CANNES -- David Robert Mitchell's "The Myth Of The American Sleepover" was a low-key, low-fi charmer that came out of nowhere a few years ago. The title struck me as perhaps a wee bit on the ambitious side, but the film wasn't out to make grand generational statements. It was just a well-observed film about the sort of night that is important to teenagers precisely because of how loose and free and dangerous it feels, and it marked Mitchell as a guy who had something to say, and a very particular way of saying it.
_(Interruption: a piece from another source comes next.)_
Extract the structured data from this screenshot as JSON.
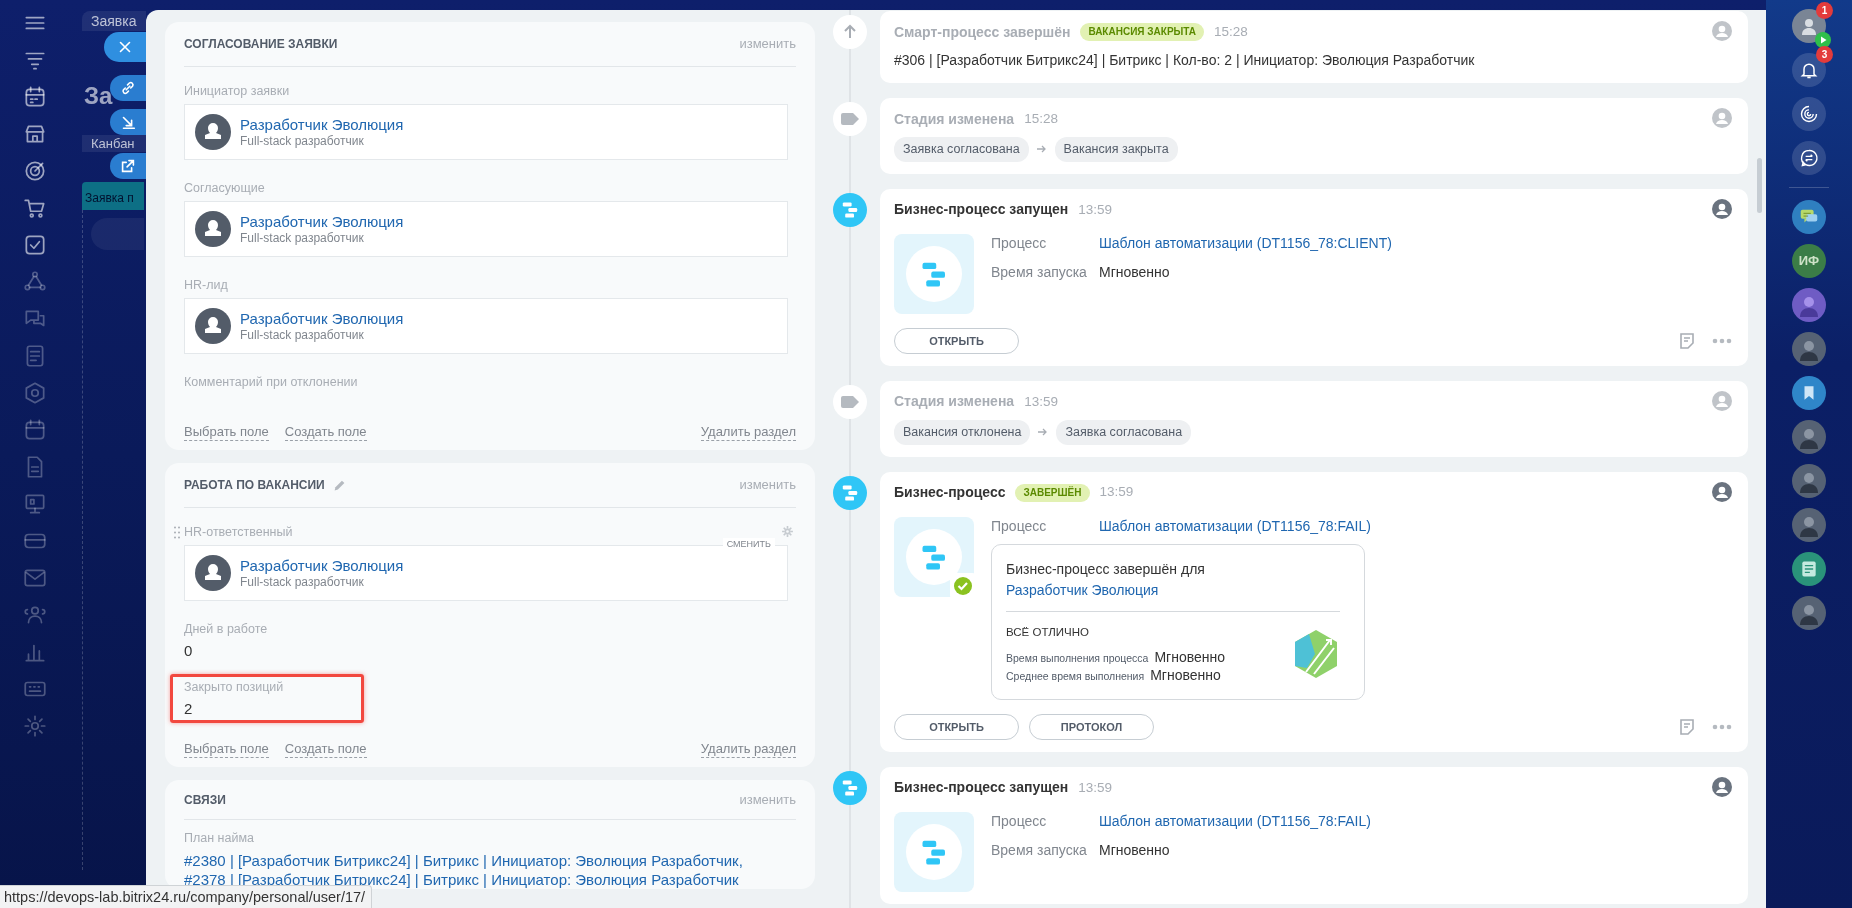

"It Follows" is his second feature, and it feels very much like it is a companion piece to "Myth." It takes place in the same sorts of neighborhoods, on the same sorts of streets, and many of the scenes play out in that same sort of dreamy loose manner, the way many real conversations play out for teenagers. The difference is that Mitchell's got a very different goal in mind this time, as "It Follows" is an unabashed horror film. There's something really compelling about watching what feels like his first film suddenly erupt into a supernatural nightmare, and it feels like Mitchell's just as much of a soft spot for Carpenter's Haddonfield as he does for Linklater's Austin.